In the past we were making massive leaps and bounds between consoles in terms of horsepower and detail. We were going 8 bit to 16 bit, and these kind of changes (doubling and even exponential in some cases) are easy to see. You can literally glance and see the difference. However, as we get closer to photo realism the changes become more and more of a technical nature. We brag about things like sub-surface scattering and real time ray tracing, but from across the room these can't be used to convey a before/after leap. Though there may actually be a multiplying of graphical power, the advances are in the details.
The console makers are realizing this and attempting to find other ways to convey the advancements. Nintendo realized this quite a while ago and is slightly ahead of the game, but Microsoft can be seen focusing on interesting input methods and peripheral features more and more now as well.
Interestingly Sony seems to have stepped back a little bit.I didn't see anything about their motion controllers or camera systems on the latest round of press.
I'll admit I have seen Ouya in action. I do really like the concept. I suppose for the hard core gamer, the graphics capabilities of the XBOX One and PS 4 will be the thing that keeps them buying. But the original Wii proved that there are a lot of people that are willing live without the latest and greatest graphics in favor of something less expensive with cool new features.
I think wrong conclusions are being made. The only new console out now is the Nintendo Wii U. It hasn't sold well because the new feature, a tablet console, hasn't excited fans or software developers. Also, Sony and Microsoft game console sales are down because people are waiting for the new (incompatible) consoles.
I don't think it is right to extrapolate from this and say that the other new consoles won't do well when they come out.
Also, the graphics capabilities of the Ouya are far below the others, and doesn't have a large staff/budget to encourage game development (and modern games often cost more than high-budget Hollywood movies to develop) so I don't see high-end games getting ported to it.
Yeah, that's very appealing. I like how on their website it says "You shouldn't have to buy anything you don't love" or something like that. Letting people try the games for free is a very smart strategy that I think will really help them. I have read in a couple places, though, that their games are not so hot right now. But that will change.
The emergence of these Android-based STB consoles like Ouya seems like some pretty bad news for the big money consoles from Microsoft, Sony and Nintendo. Apparently the knock on them so far is that they don't have enough good games, but you know that will change.
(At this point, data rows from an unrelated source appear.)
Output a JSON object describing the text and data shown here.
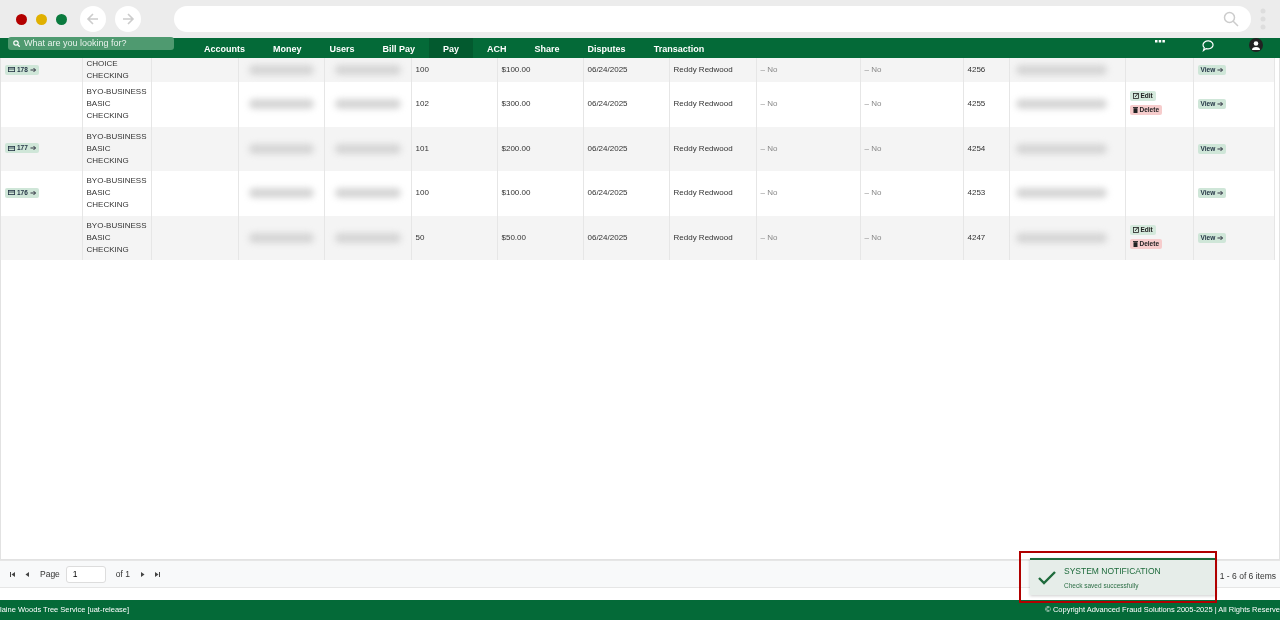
{
  "nav": {
    "search": {
      "placeholder": "What are you looking for?"
    },
    "items": [
      {
        "label": "Accounts",
        "selected": false
      },
      {
        "label": "Money",
        "selected": false
      },
      {
        "label": "Users",
        "selected": false
      },
      {
        "label": "Bill Pay",
        "selected": false
      },
      {
        "label": "Pay",
        "selected": true
      },
      {
        "label": "ACH",
        "selected": false
      },
      {
        "label": "Share",
        "selected": false
      },
      {
        "label": "Disputes",
        "selected": false
      },
      {
        "label": "Transaction",
        "selected": false
      }
    ]
  },
  "table": {
    "rows": [
      {
        "badge": "178",
        "account": "CHOICE CHECKING",
        "check_number": "100",
        "amount": "$100.00",
        "date": "06/24/2025",
        "user": "Reddy Redwood",
        "column_9": "– No",
        "column_10": "– No",
        "column_11": "4256",
        "view": "View"
      },
      {
        "account": "BYO-BUSINESS BASIC CHECKING",
        "check_number": "102",
        "amount": "$300.00",
        "date": "06/24/2025",
        "user": "Reddy Redwood",
        "column_9": "– No",
        "column_10": "– No",
        "column_11": "4255",
        "edit": "Edit",
        "delete": "Delete",
        "view": "View"
      },
      {
        "badge": "177",
        "account": "BYO-BUSINESS BASIC CHECKING",
        "check_number": "101",
        "amount": "$200.00",
        "date": "06/24/2025",
        "user": "Reddy Redwood",
        "column_9": "– No",
        "column_10": "– No",
        "column_11": "4254",
        "view": "View"
      },
      {
        "badge": "176",
        "account": "BYO-BUSINESS BASIC CHECKING",
        "check_number": "100",
        "amount": "$100.00",
        "date": "06/24/2025",
        "user": "Reddy Redwood",
        "column_9": "– No",
        "column_10": "– No",
        "column_11": "4253",
        "view": "View"
      },
      {
        "account": "BYO-BUSINESS BASIC CHECKING",
        "check_number": "50",
        "amount": "$50.00",
        "date": "06/24/2025",
        "user": "Reddy Redwood",
        "column_9": "– No",
        "column_10": "– No",
        "column_11": "4247",
        "edit": "Edit",
        "delete": "Delete",
        "view": "View"
      }
    ]
  },
  "pager": {
    "page_label": "Page",
    "page": "1",
    "of": "of 1",
    "summary": "1 - 6 of 6 items"
  },
  "notification": {
    "title": "SYSTEM NOTIFICATION",
    "message": "Check saved successfully"
  },
  "footer": {
    "left": "laine Woods Tree Service  [uat-release]",
    "right": "© Copyright Advanced Fraud Solutions 2005-2025 | All Rights Reserve"
  }
}
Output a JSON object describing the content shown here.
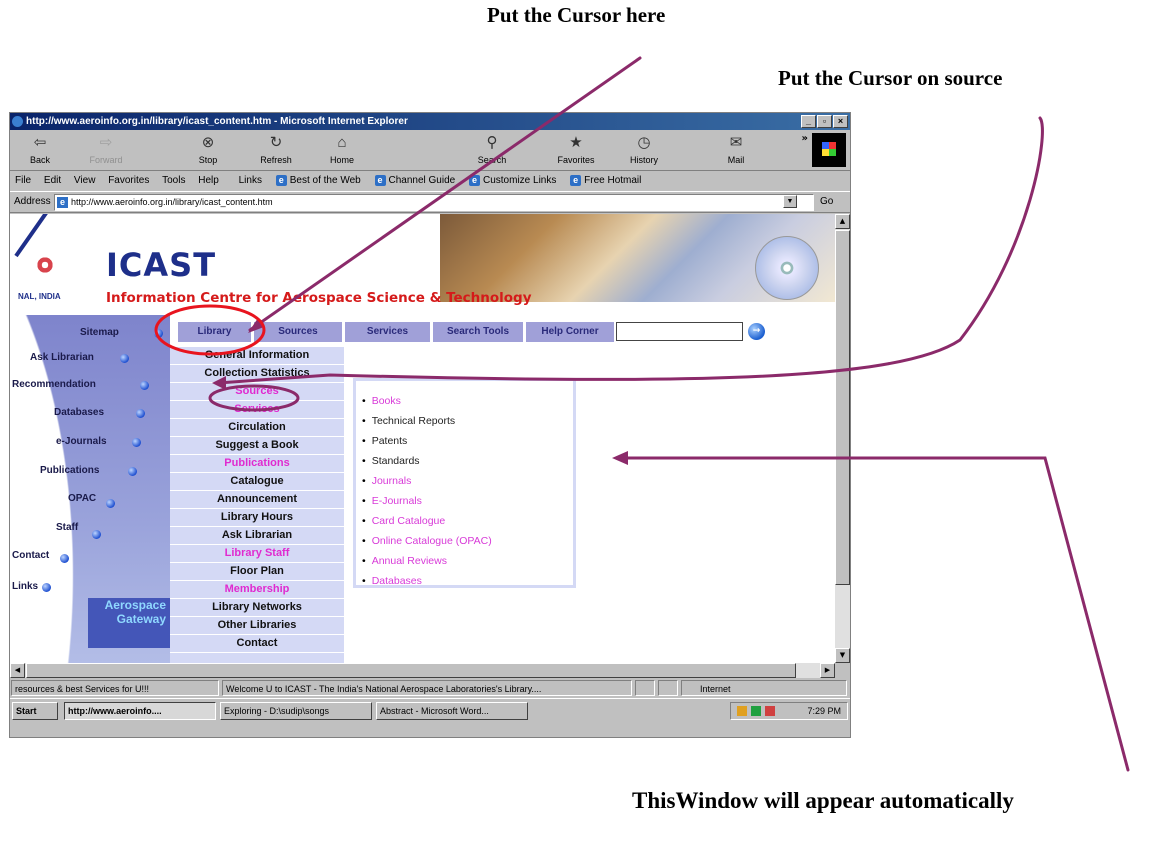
{
  "captions": {
    "cursor_here": "Put the Cursor here",
    "cursor_source": "Put the Cursor on source",
    "window_appear": "ThisWindow will appear automatically"
  },
  "browser": {
    "title": "http://www.aeroinfo.org.in/library/icast_content.htm - Microsoft Internet Explorer",
    "window_buttons": [
      "_",
      "▫",
      "×"
    ],
    "toolbar": [
      {
        "label": "Back",
        "icon": "back-arrow-icon",
        "glyph": "⇦"
      },
      {
        "label": "Forward",
        "icon": "forward-arrow-icon",
        "glyph": "⇨"
      },
      {
        "label": "Stop",
        "icon": "stop-icon",
        "glyph": "⊗"
      },
      {
        "label": "Refresh",
        "icon": "refresh-icon",
        "glyph": "↻"
      },
      {
        "label": "Home",
        "icon": "home-icon",
        "glyph": "⌂"
      },
      {
        "label": "Search",
        "icon": "search-icon",
        "glyph": "⚲"
      },
      {
        "label": "Favorites",
        "icon": "favorites-icon",
        "glyph": "★"
      },
      {
        "label": "History",
        "icon": "history-icon",
        "glyph": "◷"
      },
      {
        "label": "Mail",
        "icon": "mail-icon",
        "glyph": "✉"
      }
    ],
    "menu": [
      "File",
      "Edit",
      "View",
      "Favorites",
      "Tools",
      "Help"
    ],
    "links_label": "Links",
    "links": [
      "Best of the Web",
      "Channel Guide",
      "Customize Links",
      "Free Hotmail"
    ],
    "address_label": "Address",
    "address": "http://www.aeroinfo.org.in/library/icast_content.htm",
    "go_label": "Go",
    "status": {
      "left": "resources & best Services for U!!!",
      "middle": "Welcome U to ICAST - The India's National Aerospace Laboratories's Library....",
      "zone": "Internet"
    },
    "taskbar": {
      "start": "Start",
      "buttons": [
        "http://www.aeroinfo....",
        "Exploring - D:\\sudip\\songs",
        "Abstract - Microsoft Word..."
      ],
      "clock": "7:29 PM"
    }
  },
  "page": {
    "logo_sub": "NAL, INDIA",
    "title": "ICAST",
    "subtitle": "Information Centre for Aerospace Science & Technology",
    "leftnav": [
      "Sitemap",
      "Ask Librarian",
      "Recommendation",
      "Databases",
      "e-Journals",
      "Publications",
      "OPAC",
      "Staff",
      "Contact",
      "Links"
    ],
    "gateway": [
      "Aerospace",
      "Gateway"
    ],
    "tabs": [
      "Library",
      "Sources",
      "Services",
      "Search Tools",
      "Help Corner"
    ],
    "submenu": [
      {
        "label": "General Information",
        "color": "black"
      },
      {
        "label": "Collection Statistics",
        "color": "black"
      },
      {
        "label": "Sources",
        "color": "pink"
      },
      {
        "label": "Services",
        "color": "pink"
      },
      {
        "label": "Circulation",
        "color": "black"
      },
      {
        "label": "Suggest a Book",
        "color": "black"
      },
      {
        "label": "Publications",
        "color": "pink"
      },
      {
        "label": "Catalogue",
        "color": "black"
      },
      {
        "label": "Announcement",
        "color": "black"
      },
      {
        "label": "Library Hours",
        "color": "black"
      },
      {
        "label": "Ask Librarian",
        "color": "black"
      },
      {
        "label": "Library Staff",
        "color": "pink"
      },
      {
        "label": "Floor Plan",
        "color": "black"
      },
      {
        "label": "Membership",
        "color": "pink"
      },
      {
        "label": "Library Networks",
        "color": "black"
      },
      {
        "label": "Other Libraries",
        "color": "black"
      },
      {
        "label": "Contact",
        "color": "black"
      }
    ],
    "popup": [
      {
        "label": "Books",
        "color": "pink"
      },
      {
        "label": "Technical Reports",
        "color": "black"
      },
      {
        "label": "Patents",
        "color": "black"
      },
      {
        "label": "Standards",
        "color": "black"
      },
      {
        "label": "Journals",
        "color": "pink"
      },
      {
        "label": "E-Journals",
        "color": "pink"
      },
      {
        "label": "Card Catalogue",
        "color": "pink"
      },
      {
        "label": "Online Catalogue (OPAC)",
        "color": "pink"
      },
      {
        "label": "Annual Reviews",
        "color": "pink"
      },
      {
        "label": "Databases",
        "color": "pink"
      }
    ]
  },
  "colors": {
    "annotation": "#8b2a6a",
    "highlight_red": "#e8141e",
    "accent_pink": "#e02ad0"
  }
}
What are the engineering and design challenges in creating successful IoT devices? These devices are usually small, resource-constrained electronics designed to sense, collect, send, and/or interpret data. Some of the devices need to be smart enough to act upon data in real time, 24/7. Are the design challenges the same as with embedded systems, but with a little developer- and IT-skills added in? What do engineers need to know? Rick Merritt talks with two experts about the tools and best options for designing IoT devices in 2016. Specifically the guests will discuss sensors, security, and lessons from IoT deployments.